It’s a portrayal that fits perfectly with the role as written, but by taking the character seriously and finding an original way to play him, von Sydow gives the story a new dimension. And it’s one of the few things in the movie that’s not what you expect; one of the few things that gives you more than the standard.
The most interesting scenes in the movie are Baron’s conversations with Carson. Von Sydow and Brynner don’t have chemistry, if only because Brynner plays Carson as tight-lipped and emotionally closed, maintaining a poker face. Von Sydow therefore plays their mundane scenes together as a feeling-out process, a man trying to take the measure of another man. The two actors, both talented old pros, make something moderately interesting out of lines that don’t give them much to work with.
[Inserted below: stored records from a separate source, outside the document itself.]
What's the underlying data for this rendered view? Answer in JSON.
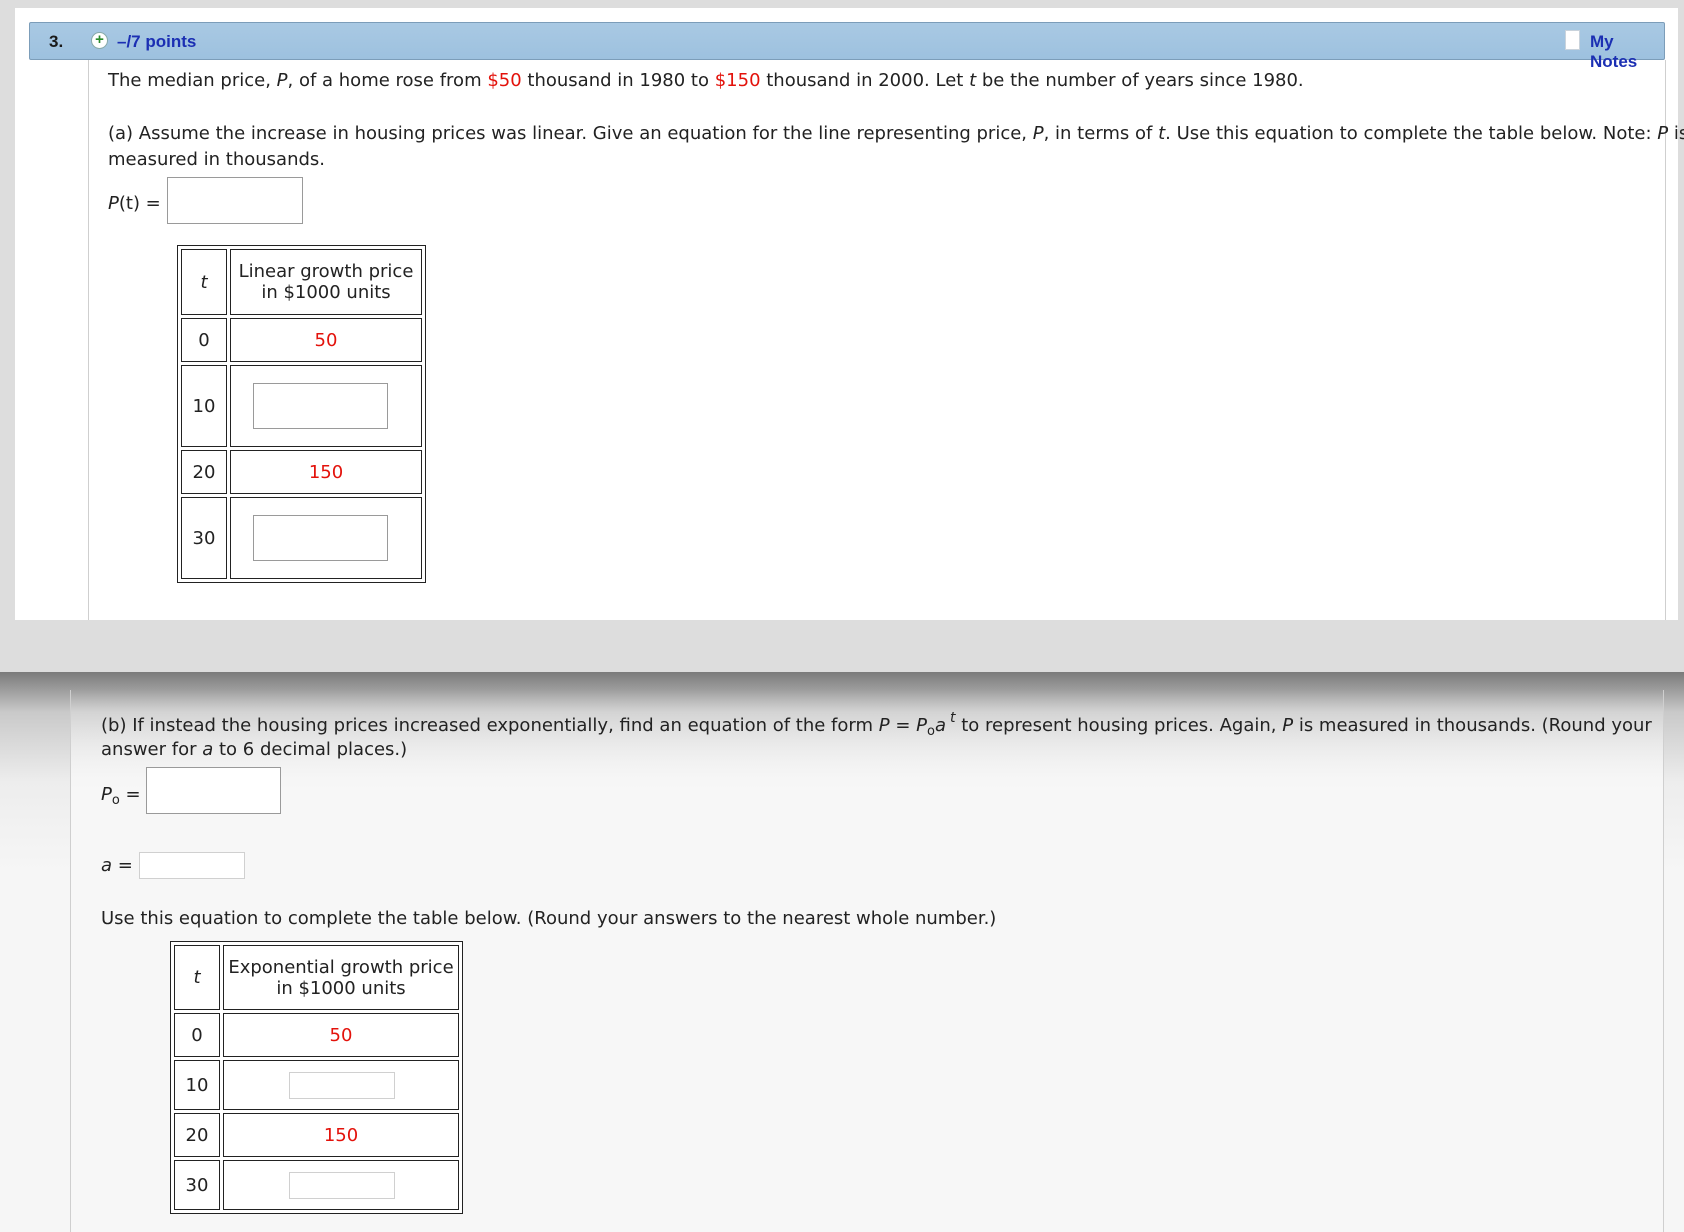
{
  "question": {
    "number": "3.",
    "points": "–/7 points",
    "notes": "My Notes"
  },
  "intro": {
    "p1": "The median price, ",
    "var_P": "P",
    "p2": ", of a home rose from ",
    "price_start": "$50",
    "p3": " thousand in 1980 to ",
    "price_end": "$150",
    "p4": " thousand in 2000. Let ",
    "var_t": "t",
    "p5": " be the number of years since 1980."
  },
  "part_a": {
    "line1_a": "(a) Assume the increase in housing prices was linear. Give an equation for the line representing price, ",
    "line1_P": "P",
    "line1_b": ", in terms of ",
    "line1_t": "t",
    "line1_c": ". Use this equation to complete the table below. Note: ",
    "line1_P2": "P",
    "line1_d": " is",
    "line2": "measured in thousands.",
    "eq_label_P": "P",
    "eq_label_rest": "(t) =",
    "eq_value": "",
    "table": {
      "col_t": "t",
      "col_price_1": "Linear growth price",
      "col_price_2": "in $1000 units",
      "rows": [
        {
          "t": "0",
          "price": "50"
        },
        {
          "t": "10",
          "price": ""
        },
        {
          "t": "20",
          "price": "150"
        },
        {
          "t": "30",
          "price": ""
        }
      ]
    }
  },
  "part_b": {
    "line1_a": "(b) If instead the housing prices increased exponentially, find an equation of the form ",
    "form_P": "P",
    "form_eq": " = ",
    "form_P0": "P",
    "form_o": "o",
    "form_a": "a",
    "form_t": "t",
    "line1_b": " to represent housing prices. Again, ",
    "line1_P": "P",
    "line1_c": " is measured in thousands. (Round your",
    "line2_a": "answer for ",
    "line2_var": "a",
    "line2_b": " to 6 decimal places.)",
    "p0_label_P": "P",
    "p0_label_o": "o",
    "p0_label_eq": " =",
    "p0_value": "",
    "a_label": "a",
    "a_label_eq": " =",
    "a_value": "",
    "instruction": "Use this equation to complete the table below. (Round your answers to the nearest whole number.)",
    "table": {
      "col_t": "t",
      "col_price_1": "Exponential growth price",
      "col_price_2": "in $1000 units",
      "rows": [
        {
          "t": "0",
          "price": "50"
        },
        {
          "t": "10",
          "price": ""
        },
        {
          "t": "20",
          "price": "150"
        },
        {
          "t": "30",
          "price": ""
        }
      ]
    }
  },
  "colors": {
    "header_bg": "#a9c9e3",
    "link": "#1b2fb3",
    "given_value": "#e3120b"
  },
  "icons": [
    "plus-circle-icon",
    "notes-page-icon"
  ]
}
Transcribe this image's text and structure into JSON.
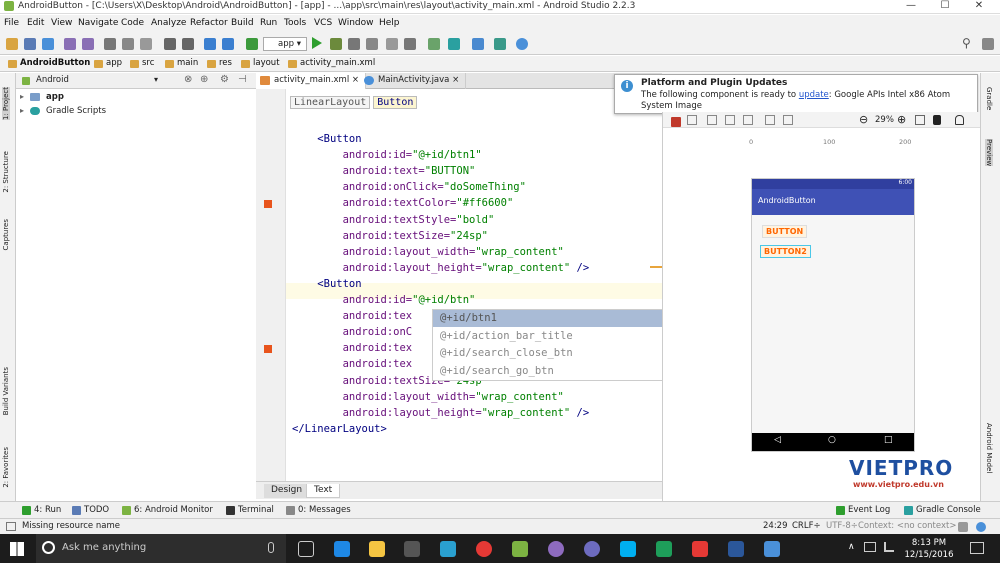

It’s a problem for The Ultimate Warrior, which is nominally an action movie, that the action’s not as interesting as one of the performances by a supporting actor. But that’s the way it is. After Baron’s inevitable death, there’s a sense of anticlimax even as the action aspect picks up; nothing surprising happens, except that the script and staging forces Carson into an improbable act of self-sacrifice at the very end.
And there’s only so much either actor can do with the parts they have to play. There isn’t enough von Sydow in the film to make it worth watching for him alone, and ultimately his character’s lacking at a script level. This isn’t the kind of movie that’s a career highlight. But it stands as a testament to von Sydow’s professionalism and skill. His work here is an example of what talent can do to make a pedestrian movie watchable.